Ohio Treasurer Josh Mandel’s political operatives insist that state and federal campaign finance lawyers were consulted on a vehicle rental arrangement that has gained intense media scrutiny.
The potential violation of federal campaign finance laws was raised by the Associated Press, which first revealed that Mandel was riding in a vehicle owned by his 2012 U.S. Senate campaign when it was involved in an accident in March.
The wire service has noted that under federal campaign finance laws, Senate campaign property can’t be used for personal use or to campaign for a different office, such as treasurer.
Mandel’s state treasurer campaign — the Republican officeholder will be seeking re-election next year — says it rented the vehicle from the federal campaign. But the Associated Press revealed that the rental check cleared June 30, more than seven months after Mandel lost his bid for the Senate last November to incumbent Democrat Sherrod Brown.
More to the point, the check cleared almost four months after the accident, which totaled the vehicle.
The AP investigation has raised important questions about the state treasurer’s possible violation of the law that cannot be brushed aside by clever political retorts.
An independent review of the use of the vehicle owned by his 2012 Senate campaign is demanded.
In addition, Mandel, who is making much of the fact that he does not use state-owned transportation for official business, thus saving taxpayer money, needs to fully explain the circumstances of the March accident and an earlier one in April 2011.
Had he been using a state-owned vehicle, all the information pertaining to the accidents would be open to public scrutiny.
But by using private vehicles, the state treasurer is able to keep a lot of the details under wraps.
Such secrecy breeds suspicion, which is certain to haunt him in next year’s election.
Democratic state Rep. Connie Pillich of Cincinnati is expected to challenge Mandel next year.
While the potential violation of federal campaign laws by the state treasurer may not rise to the level of high crimes, it is about trust.

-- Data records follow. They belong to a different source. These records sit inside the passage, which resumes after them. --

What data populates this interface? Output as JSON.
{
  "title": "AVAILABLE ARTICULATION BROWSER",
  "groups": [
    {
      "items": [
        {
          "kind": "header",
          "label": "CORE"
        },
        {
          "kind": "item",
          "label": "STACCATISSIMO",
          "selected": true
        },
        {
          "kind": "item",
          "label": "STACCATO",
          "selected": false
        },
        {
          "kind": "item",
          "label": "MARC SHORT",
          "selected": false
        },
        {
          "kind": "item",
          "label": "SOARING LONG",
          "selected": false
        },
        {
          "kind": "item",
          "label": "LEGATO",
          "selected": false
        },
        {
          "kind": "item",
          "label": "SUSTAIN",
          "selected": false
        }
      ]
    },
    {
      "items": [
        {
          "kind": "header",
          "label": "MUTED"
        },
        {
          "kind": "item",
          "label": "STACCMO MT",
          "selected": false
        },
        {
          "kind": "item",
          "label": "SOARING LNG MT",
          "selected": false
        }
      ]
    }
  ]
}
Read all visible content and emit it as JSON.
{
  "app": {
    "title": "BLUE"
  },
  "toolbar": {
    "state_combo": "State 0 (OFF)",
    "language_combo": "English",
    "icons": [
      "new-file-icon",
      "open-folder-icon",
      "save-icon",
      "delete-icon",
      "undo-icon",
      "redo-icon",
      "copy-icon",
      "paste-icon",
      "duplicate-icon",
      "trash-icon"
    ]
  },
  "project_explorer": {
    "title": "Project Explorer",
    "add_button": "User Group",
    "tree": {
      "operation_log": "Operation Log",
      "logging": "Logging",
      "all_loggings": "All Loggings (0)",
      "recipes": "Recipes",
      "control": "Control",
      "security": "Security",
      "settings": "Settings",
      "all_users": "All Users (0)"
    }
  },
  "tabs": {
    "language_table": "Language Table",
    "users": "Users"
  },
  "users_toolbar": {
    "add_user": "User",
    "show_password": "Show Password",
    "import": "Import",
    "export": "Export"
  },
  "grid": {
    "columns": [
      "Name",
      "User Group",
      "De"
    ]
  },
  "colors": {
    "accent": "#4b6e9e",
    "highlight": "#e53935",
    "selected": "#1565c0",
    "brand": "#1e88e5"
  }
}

Ohioans have a right to know that the officeholder is not playing fast and loose with the truth.